This was the kind of a weekend that turns a young coach old. Del Rio won't forget this one and now he needs to make sure, without question, that his players won't forget it, either.
"Both of these men were out way beyond a reasonable time," Del Rio said of second-year offensive tackle Richard Collier and rookie linebacker Justin Durant, both of whom were arrested in the wee hours of Saturday morning. "I was extremely disappointed to wake up Saturday and have two of my young players involved in the situations they were involved in," Del Rio added.
In separate incidents, Collier was arrested for driving under the influence and Durant was arrested and charged with resisting arrest. As a result, neither player made the trip to New Orleans; Collier was officially suspended.
Del Rio's Saturday morning, however, was just beginning. His starting left tackle, Khalif Barnes, misbehaved in such a way that Del Rio decided to bench Barnes for the start of Sunday's game. Del Rio did not divulge what Barnes' violation was, but Del Rio made it clear a violation had been committed.
"It was an in-house measure," Del Rio said of Barnes' benching. "To have these things happen within 36 hours is not a good indicator for your football team."
There should be no surprise then that, given these occurrences, the Jaguars were blown out by the Saints, 41-24. Though Jaguars players, to a man, claimed they were not distracted by Saturday's doings, Del Rio's "good indicator" description is appropriate. Simply put, winning is usually not a byproduct of misconduct.
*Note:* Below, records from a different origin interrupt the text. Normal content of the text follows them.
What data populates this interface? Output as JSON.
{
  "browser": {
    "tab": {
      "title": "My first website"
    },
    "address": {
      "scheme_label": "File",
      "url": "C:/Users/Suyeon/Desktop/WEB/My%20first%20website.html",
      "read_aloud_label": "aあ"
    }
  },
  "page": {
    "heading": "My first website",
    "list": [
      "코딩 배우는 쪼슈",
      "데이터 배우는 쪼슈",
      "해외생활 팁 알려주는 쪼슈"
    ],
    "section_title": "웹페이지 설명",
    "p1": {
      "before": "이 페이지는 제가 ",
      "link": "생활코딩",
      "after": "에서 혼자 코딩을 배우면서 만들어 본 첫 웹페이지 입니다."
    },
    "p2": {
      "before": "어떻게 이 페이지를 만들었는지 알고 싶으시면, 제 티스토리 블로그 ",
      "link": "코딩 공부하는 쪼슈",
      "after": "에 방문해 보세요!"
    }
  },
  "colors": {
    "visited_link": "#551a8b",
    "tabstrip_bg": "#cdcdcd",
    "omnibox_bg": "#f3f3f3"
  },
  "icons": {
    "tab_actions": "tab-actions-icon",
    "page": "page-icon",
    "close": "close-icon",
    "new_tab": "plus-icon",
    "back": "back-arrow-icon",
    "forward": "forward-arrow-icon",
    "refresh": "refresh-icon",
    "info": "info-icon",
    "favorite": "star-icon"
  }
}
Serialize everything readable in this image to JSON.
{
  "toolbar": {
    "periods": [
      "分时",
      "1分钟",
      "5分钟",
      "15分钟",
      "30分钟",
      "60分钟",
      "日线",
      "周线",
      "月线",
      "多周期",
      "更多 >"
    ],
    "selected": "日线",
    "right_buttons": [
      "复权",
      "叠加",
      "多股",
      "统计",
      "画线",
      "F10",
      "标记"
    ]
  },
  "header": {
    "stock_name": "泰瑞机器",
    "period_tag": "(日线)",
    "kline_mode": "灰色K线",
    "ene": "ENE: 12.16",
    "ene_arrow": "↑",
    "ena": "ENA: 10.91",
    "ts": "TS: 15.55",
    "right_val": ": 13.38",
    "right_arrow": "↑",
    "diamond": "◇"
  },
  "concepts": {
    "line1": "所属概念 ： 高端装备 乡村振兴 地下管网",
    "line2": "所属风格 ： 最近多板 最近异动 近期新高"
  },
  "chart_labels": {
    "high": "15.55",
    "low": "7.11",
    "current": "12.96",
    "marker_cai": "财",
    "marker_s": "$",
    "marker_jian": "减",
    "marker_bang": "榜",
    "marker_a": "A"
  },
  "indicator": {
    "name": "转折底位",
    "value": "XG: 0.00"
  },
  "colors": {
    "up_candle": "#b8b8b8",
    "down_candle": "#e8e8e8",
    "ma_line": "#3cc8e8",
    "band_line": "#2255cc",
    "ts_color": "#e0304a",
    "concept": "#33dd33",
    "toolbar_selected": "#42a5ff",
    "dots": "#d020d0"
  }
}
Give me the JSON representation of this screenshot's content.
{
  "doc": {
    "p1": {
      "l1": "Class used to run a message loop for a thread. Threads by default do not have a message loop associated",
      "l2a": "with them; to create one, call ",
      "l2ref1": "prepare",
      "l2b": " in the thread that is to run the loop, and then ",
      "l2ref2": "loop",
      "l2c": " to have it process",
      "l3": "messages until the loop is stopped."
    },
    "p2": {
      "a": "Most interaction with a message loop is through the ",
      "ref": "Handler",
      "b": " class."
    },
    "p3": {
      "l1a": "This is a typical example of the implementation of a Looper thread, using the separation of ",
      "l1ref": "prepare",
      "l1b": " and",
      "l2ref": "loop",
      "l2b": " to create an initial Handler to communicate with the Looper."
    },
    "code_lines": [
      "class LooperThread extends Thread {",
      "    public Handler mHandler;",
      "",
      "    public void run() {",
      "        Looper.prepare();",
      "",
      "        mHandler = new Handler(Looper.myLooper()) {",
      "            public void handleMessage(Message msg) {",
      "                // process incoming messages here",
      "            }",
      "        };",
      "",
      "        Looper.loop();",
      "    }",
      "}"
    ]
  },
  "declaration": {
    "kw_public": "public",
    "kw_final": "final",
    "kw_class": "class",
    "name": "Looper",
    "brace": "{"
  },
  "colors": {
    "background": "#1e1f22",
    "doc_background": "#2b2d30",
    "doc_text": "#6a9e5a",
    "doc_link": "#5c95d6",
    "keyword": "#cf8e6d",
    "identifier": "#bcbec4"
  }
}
"When you are the head coach and when you have people making mistakes, it puts you in tough situations. To even have the situation come up that the coach has to make decisions is ridiculous, especially when it's less than 36 hours before our game. Inexcusable," Del Rio said.
This will be one of the most important weeks of Del Rio's coaching career. It could become the most important week of his career. This is the week he has to take disciplinary action that will be lasting. This is the week he has to seize control of a very good football team from a growing faction of careless players.
"There will be discipline and when you don't act the right way, you'll pay the price," Del Rio said.
That's the message he'll attempt to drive home this week. His success in doing it could determine how high this team reaches this year.
Forget about the score. Forget about Drew Brees' record-setting 445 yards passing. Those failures can be fixed, but only if the Jaguars' roster of players dedicate themselves to winning.
Rubs with the police at five in the morning aren't the things of which wins are made. Arriving late for practice and missing meetings won't get you in the playoffs.
Wayne Weaver pays his players handsomely and it's not too much to ask that they spend 16 weeks in the fall dedicated solely to the notion of winning football games. A few must not be permitted to distract the many.
That's the challenge Del Rio faces this week. He must eliminate those few.